Technology Evaluation and Development (TED)
Centered at Agriculture Canada's Harrow, Ontario, Research Station,
this project provided funding for the development, adaption, evaluation
and the opportunity for validation of new or untested technology related
to soil productivity and to phosphorus and chemical movement from cropland
to water systems. The areas covered under soil productivity included soil
and water conservation cropping, conservation planting, conservation tillage
equipment, and soil drainage. Where possible, it was conducted with the
co-operation of farmers under commercial farm conditions.
Overview and Synthesis:
SWEEP Report #61 presented an overview of the TED
sub-program and a synthesis of the research conducted. Extracts of
this report are provided as follows:
Responsibility: Federal Government
Budget: $6.8 Million (TED + FLEA)
- $6,139,700 spent
- To develop, test and evaluate new technologies that might be used to
address water quality and soil productivity issues and phosphorus movement
cropland to water systems.

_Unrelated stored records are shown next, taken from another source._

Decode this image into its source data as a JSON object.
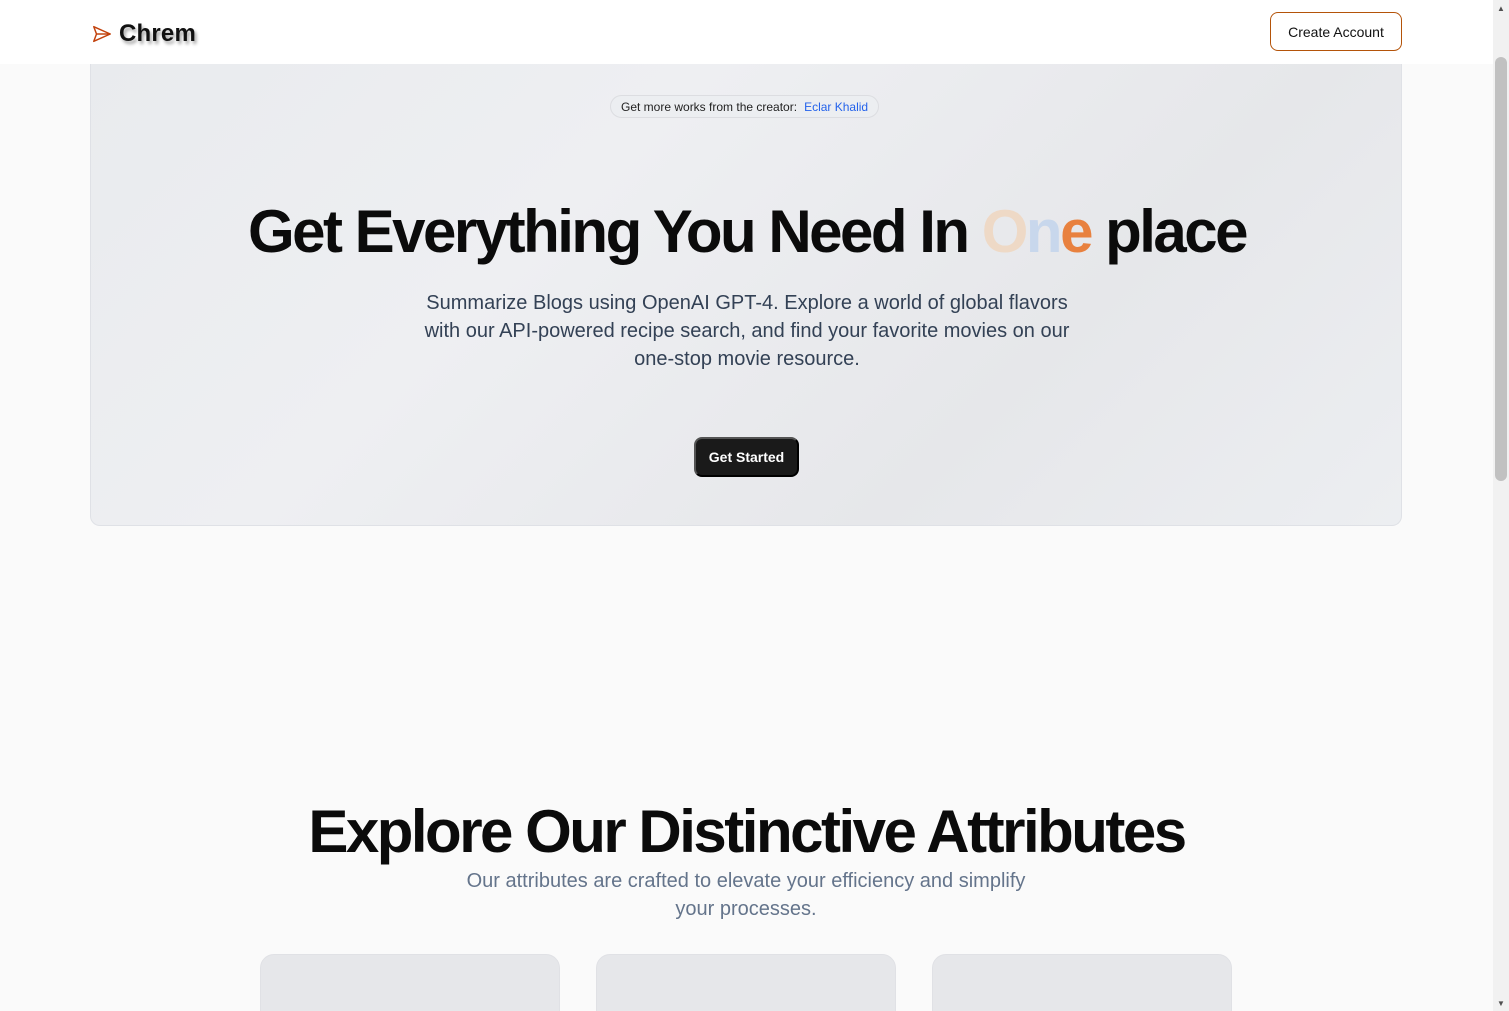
{
  "header": {
    "brand": "Chrem",
    "create_account_label": "Create Account",
    "brand_color": "#c2410c"
  },
  "hero": {
    "creator_prefix": "Get more works from the creator:",
    "creator_name": "Eclar Khalid",
    "title_before": "Get Everything You Need In ",
    "title_gradient_1": "O",
    "title_gradient_2": "n",
    "title_gradient_3": "e",
    "title_after": " place",
    "subtitle": "Summarize Blogs using OpenAI GPT-4. Explore a world of global flavors with our API-powered recipe search, and find your favorite movies on our one-stop movie resource.",
    "cta_label": "Get Started"
  },
  "attributes": {
    "title": "Explore Our Distinctive Attributes",
    "subtitle": "Our attributes are crafted to elevate your efficiency and simplify your processes.",
    "cards": [
      {},
      {},
      {}
    ]
  },
  "colors": {
    "accent": "#b45309",
    "link": "#2563eb",
    "cta_bg": "#1a1a1a"
  },
  "icons": {
    "logo": "paper-plane-icon",
    "scroll_up": "triangle-up-icon",
    "scroll_down": "triangle-down-icon"
  }
}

- To determine suitability, adoptability and economic viability of new
technologies for commercial farmers that have high probability for success

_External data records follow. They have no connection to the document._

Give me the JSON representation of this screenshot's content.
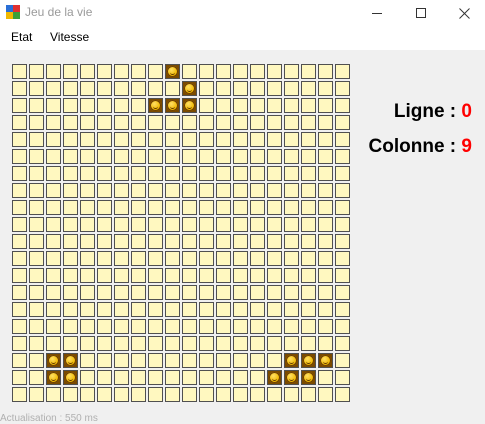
{
  "window": {
    "title": "Jeu de la vie",
    "buttons": [
      "minimize",
      "maximize",
      "close"
    ]
  },
  "menu": {
    "items": [
      "Etat",
      "Vitesse"
    ]
  },
  "board": {
    "rows": 20,
    "cols": 20,
    "alive_cells": [
      [
        0,
        9
      ],
      [
        1,
        10
      ],
      [
        2,
        8
      ],
      [
        2,
        9
      ],
      [
        2,
        10
      ],
      [
        17,
        2
      ],
      [
        17,
        3
      ],
      [
        17,
        16
      ],
      [
        17,
        17
      ],
      [
        17,
        18
      ],
      [
        18,
        2
      ],
      [
        18,
        3
      ],
      [
        18,
        15
      ],
      [
        18,
        16
      ],
      [
        18,
        17
      ]
    ],
    "colors": {
      "dead": "#fff8c0",
      "alive": "#f0b800",
      "border": "#505050"
    }
  },
  "info": {
    "row_label": "Ligne :",
    "row_value": "0",
    "col_label": "Colonne :",
    "col_value": "9",
    "value_color": "#ff0000"
  },
  "status": {
    "text": "Actualisation : 550 ms"
  }
}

on commercial farms.
- Activities to address:
- Conservation cropping, planting and tillage equipment.
- Soil drainage and integrated pest management related to chemical movement

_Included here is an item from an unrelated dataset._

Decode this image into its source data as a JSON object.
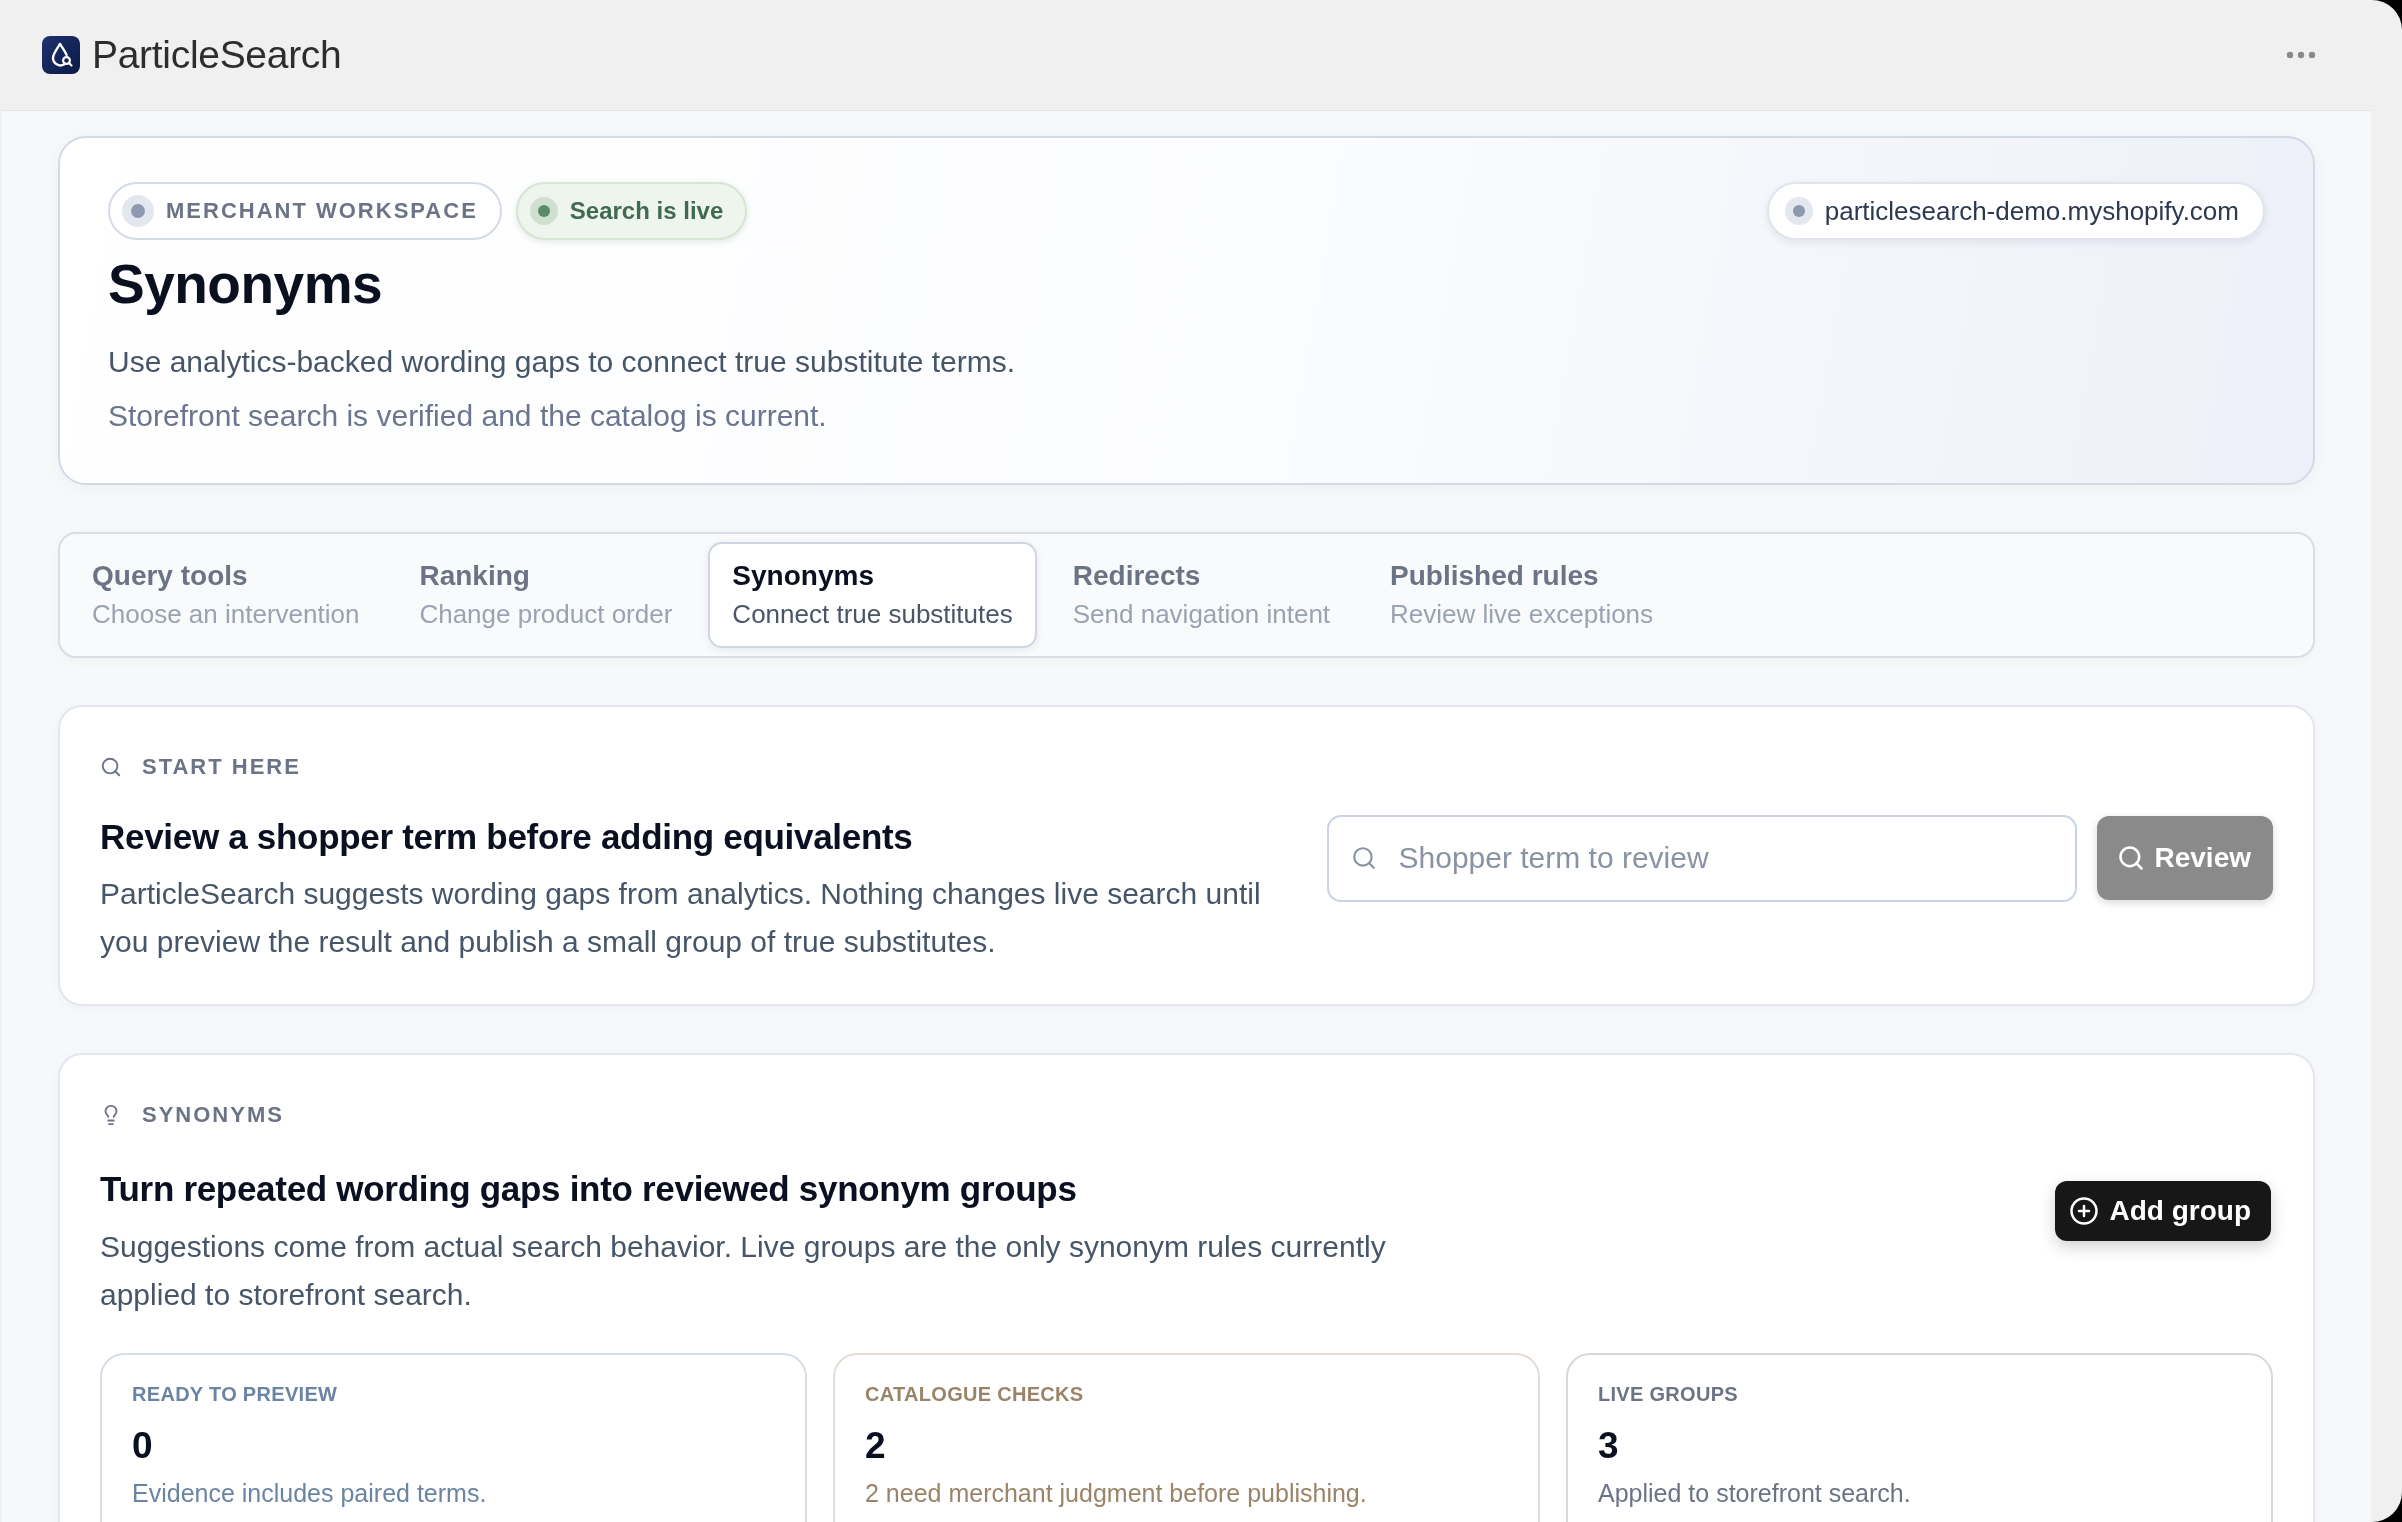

to water systems, under commercial farm conditions with commercial farmers.
- Funding will support development and implementation of individual projects,
compensation for co-operating farmers, preparation of reports and communication
Contractor: Ecological Services For Planning, Guelph,
The Technology Evaluation and Development
(TED) Subprogram of the Soil and Water Environmental
Enhancement Program (SWEEP) ran from February of 1987 until September
of 1992. This final report presents a summary of the subprogram.
The TED program was successful in responding to the research priorities
identified during a detailed planning process. The planned research was
implemented and completed on budget and on schedule making efficient use
of a range of research capabilities throughout the province. The available
research funds were equitably distributed between research institutions,
such as the University of Guelph and the private sector. A number of productive
joint ventures between research institutions, private sector contractors
and active farmers were encouraged and supported Regular review of the program
progress with the Technical Advisory Panel resulted in modifications and
research enhancements which improved the focus and overall achievement of
the program objectives. Communication of research results and opportunity
for input was provided to a wide range of interest through the use of Progress
Summary Bulletins and research conferences.
The TED subprogram of SWEEP was conceived, developed and delivered as
a cooperative venture between farmers, research scientists and administrative
personnel. Any success which the TED subprogram achieved was due to the
tremendous cooperation of individuals within these different groups.
Of the 53 research projects funded by TED, 21 (40%) were awarded in response
to the formal Request for Proposal procedure, while 32 (60%) were awarded
as a result of unsolicited proposals. Work conducted as a result of unsolicited
proposals had to be justified by a demonstrated need for the knowledge which
the work would provide.
The TED subprogram was given a mandate to focus on research conducted
at the farm scale. Nearly 78% of all the research money spent during the
TED subprogram was spent on projects which were conducted on viable commercial
farms. In addition, an additional 5.5% of the research money was spent on
studies which used a combination of farm and research station resources.
Two hundred and thirty-five farmers were directly contacted through the
TED program. Of these 235 individuals, 148 were directly involved in some
component of the TED research. One of the first projects awarded under TED
was a survey of conservation practices being tested, revised and adopted
by leading farmers in Ontario. This study was valuable to TED in refining
the farmer position on research priorities and identifying a resource group
of advisors and research cooperators.
In addition to supporting, strengthening and enlarging the network of
farmer-to-farmer communication about conservation practices, the TED program
assisted in the training and professional development of a number of technicians,
researchers and research groups.
TED identified a need for tools which would assist farmers in reducing
the risks associated with the transition from conventional to conservation
farming. Means of providing these tools were explored to some extent at
the TED Modelling Workshop held on November, 1988. An existing approach
which showed the greatest promise was developed by ROBBERT ASSOCIATES, and
derived from a five year program in Statistics Canada to develop a socioeconomic
resource framework. The promise shown by the first phase of the project
conducted under TED clearly indicates a potential for meeting the established
guidelines outlined above.
Thursday, May 19, 2011 11:09:35 AM